- Exit Interview 2019: Randy Arozarena
- Exit Interview 2019: Harrison Bader
- Exit Interview 2019: John Brebbia
- Exit Interview 2019: Genesis Cabrera
- Exit Interview 2019: Matt Carpenter
- Exit Interview 2019: Rangel Ravelo
- Exit Interview 2019: Paul DeJong
- Exit Interview 2019: Tommy Edman
- Exit Interview 2019: Junior Fernandez
- Exit Interview 2019: Jack Flaherty
Every year since 2012, we’ve spent some time after the season looking back at those that wore the Birds on the Bat. Whether it’s a bit player that got into just a couple of games or someone that played almost every day, we’ll look at their stats, their positives, their negatives, and grade them based on what we would have expected from them. The stat line is from their time in St. Louis, though splits and other numbers may include time with other teams, if applicable. Think of this as like the players packing up their locker and then seeing Mike Shildt before they head off for the winter. Once again, our great header work comes to us from cardinalsgifs, who continues to be a master.
If we’re talking about 2019, we’ve got to highlight the brand that made the most impact this season: Primos and their partnership with Jose Martinez. Throughout the span of these interviews (today through Dec. 5) you can get 10% off your order of that sweet, sweet Cafecito coffee (well, I guess you probably have to doctor it to make it sweet) or anything else at their site. My wife is a coffee snob and we’ve bought multiple bags of the medium roast. It’s a great stocking stuff or Christmas gift as well, especially when you expand your order to pick up the Jose Martinez coffee mug.

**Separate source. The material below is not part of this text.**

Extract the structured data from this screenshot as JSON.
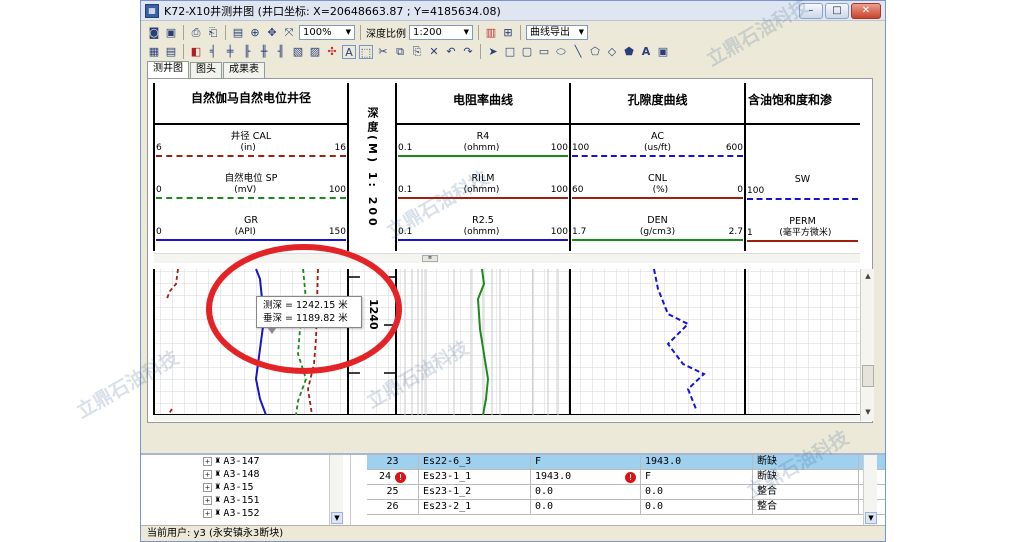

So use code C70SAVE10 at checkout and show your support of their ties to the Cardinal fanbase!
Player: Rangel Ravelo
Season stats: 29 G, 43 PA, 4 R, 8 H, 2 2B, 2 HR, 7 RBI, 3 BB, 12 K, .205/.256/.410, 71 OPS+, -0.1 bWAR
Statcast: 10.7% barrel %, 93.8 exit velocity, 50.0% hard hit %, .351 xwOBA
Overall grade: C
Positives: Made his major league debut June 17 with a pinch hit appearance against the Marlins….picked up his first major league hit two days later, also against Miami….had a .705 OPS against righthanders, whom he hit both of his homers off of….hit .333 with a 1.011 OPS at home….had a .749 OPS in the second half….put up an .854 OPS in September….hit .250 with a home run as a pinch-hitter….was 2-5 leading off an inning….was 2-4 with two doubles when hitting the first pitch….that helped lead to a 1.083 OPS when the count was even….had a .925 OPS when there was nobody out….posted a .333/.333/1.333 line with two outs and runners in scoring position (1-3 with a HR)….in six high leverage at bats, had a 1.100 OPS….was 3-7 with a double in the seventh inning….hit .250 against starting pitchers….was 3-10 with a homer against power pitchers….went 2-5 with a double against the Cubs….hit .299 with 12 homers at Memphis.
Negatives: Though he built up some consideration, was left off the roster for both rounds of the playoffs….only started five games in the majors….was 1-6 against lefties….hit .095 on the road, though he got three starts there….hit .125 in the first half (18 AB)….had a .506 OPS when playing first base….hit .182 when ahead in the count, .125 when behind….put up a .458 OPS with one out….was 1-6 in late and close situations….had a .491 OPS in low leverage situations….hit .133 in the late innings….hit .174 against relievers.
Overview: You always have to root for the guys that make the major leagues after spending a long time wandering in the minor league wilderness. Ravelo was drafted in 2010 and had been with the White Sox and Oakland before signing with the Cards at the beginning of 2017. He’d been close but never quite made that final step until he came up when Yairo Munoz went on paternity leave. Once he made the 40-man roster, it made it easier for the club to bring him up and they did a couple of times before he returned in September and got a long look as a pinch hitter.
You can see in the limited Statcast numbers why the club was thinking of him as a bench option. He hit the ball hard and was able to barrel it fairly regularly. While the final numbers might not have showed it, there were enough underlying signs to make Ravelo an intriguing option. The club went a different way for the postseason but given the lack of offense, you could make a case that perhaps they should have brought him along for some late game possibilities.
Outlook: Ravelo could be like Jose Martinez, a minor league lifer that gets his foot in the door and won’t move it. (Maybe Primos should be looking to partner up with him!) He’s still got options and the bat is solid enough that the Cards aren’t likely to cut him off the 40-man this winter without some move forcing their hand. With Paul Goldschmidt playing 150 games or so and Matt Carpenter a possibility at first as well, Ravelo’s usage might be limited if he’s not in Memphis, but it’ll be interesting to see him in the spring and try to decide just how much power he can get out of his bat at the big league level.